ACTIVITY ▸
Isolate every line in the records below with "name" in it.
START DATA TO PROCESS
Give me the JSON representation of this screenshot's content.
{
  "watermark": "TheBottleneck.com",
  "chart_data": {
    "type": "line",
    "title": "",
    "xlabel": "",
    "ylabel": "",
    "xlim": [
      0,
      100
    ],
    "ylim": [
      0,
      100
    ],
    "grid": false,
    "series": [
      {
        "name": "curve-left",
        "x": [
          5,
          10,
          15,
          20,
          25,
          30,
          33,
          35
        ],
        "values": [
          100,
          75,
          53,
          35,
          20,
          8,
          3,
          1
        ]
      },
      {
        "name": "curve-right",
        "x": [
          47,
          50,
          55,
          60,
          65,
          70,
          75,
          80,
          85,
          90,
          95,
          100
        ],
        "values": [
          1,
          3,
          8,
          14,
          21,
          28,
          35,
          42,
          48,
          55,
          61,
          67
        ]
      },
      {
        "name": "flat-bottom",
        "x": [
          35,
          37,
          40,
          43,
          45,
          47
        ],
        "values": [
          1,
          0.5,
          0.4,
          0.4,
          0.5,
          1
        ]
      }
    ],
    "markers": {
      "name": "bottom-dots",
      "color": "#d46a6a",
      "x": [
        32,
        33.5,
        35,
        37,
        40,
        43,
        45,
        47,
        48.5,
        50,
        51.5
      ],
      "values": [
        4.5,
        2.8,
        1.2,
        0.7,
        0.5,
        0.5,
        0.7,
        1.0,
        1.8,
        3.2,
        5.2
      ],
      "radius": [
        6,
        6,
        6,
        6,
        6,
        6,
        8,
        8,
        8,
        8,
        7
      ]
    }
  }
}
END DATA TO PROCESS
RESULT FOR THIS TASK ▸
        "name": "curve-left",
        "name": "curve-right",
        "name": "flat-bottom",
      "name": "bottom-dots",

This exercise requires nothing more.